With the drop handlebars, the Sagres riding position was already in a pretty low position. I never used it for sprinting, but the position was good for marathons and long distance. For causal rides I'd use the brake levers for a hand rest, which they were designed for and made it easy to use the brakes with your middle and ring fingers. It's an easy bike to cruise on at 20 to 25mph, and I personally know it was stable at 50mph going downhill, though hitting a bump or pothole at that speed probably would have been fatal.

I've found more than one article about bike fitting. You want the seat as high as possible without straightening your leg so far that you rock your pelvis forward. That's usually the height from which you can just reach the bottom pedal with your heel. Then you check the fore-and-aft position by assuming your riding position with the ball of your foot on the forward level pedal (3 or 9 o'clock, depending on how you view it). A plumb line should show that the end of your knee is above the spindle.

With a laser plumb line, that's exactly what I got with a layback seat on my Radrunner. The Evryjourney also gives me that position. I imagine that's true of your Sagres.

I was in first grade when I began putting in miles on a Jackson. Later, I rode a similar Huffy Sportsman what was also in the family.

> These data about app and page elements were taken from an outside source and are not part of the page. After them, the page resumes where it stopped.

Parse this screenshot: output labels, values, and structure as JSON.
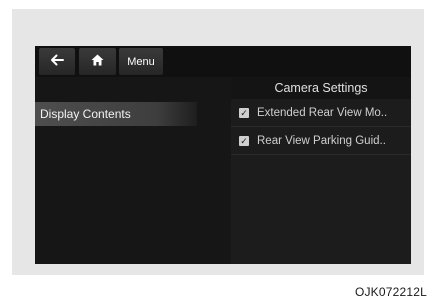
{
  "topbar": {
    "back_icon": "arrow-left-icon",
    "home_icon": "home-icon",
    "menu_label": "Menu"
  },
  "page": {
    "title": "Camera Settings"
  },
  "sidebar": {
    "items": [
      {
        "label": "Display Contents",
        "selected": true
      }
    ]
  },
  "options": [
    {
      "label": "Extended Rear View Mo..",
      "checked": true,
      "icon": "checkbox-checked-icon"
    },
    {
      "label": "Rear View Parking Guid..",
      "checked": true,
      "icon": "checkbox-checked-icon"
    }
  ],
  "figure_code": "OJK072212L"
}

I was 14 by the time I had $20 to buy my own decrepit looking Jackson, which had cost $10 new. When I got home, my homicidal brother deliberately hit the back of my front wheel with a basketball. I was probably going 10 mph, in high gear. One might have expected the wheel to veer out from under me, and I would be thrown headlong. My riding position was so stable that the wheel didn't deviate noticeably. However, the decrepit fender crumpled, locking the wheel and causing the bike to go end over end. Because of my stable relationship to the bars, as they went down, I could somersault over them, landing neatly on my feet. I like a bike that handles that way!

I guess I leaned forward about 25 degrees, similar to the position on British and German motorcycles in those days. It didn't reduce air drag much. Nowadays there are flat bars with prongs out front so the rider can choose between stability-comfort and low drag.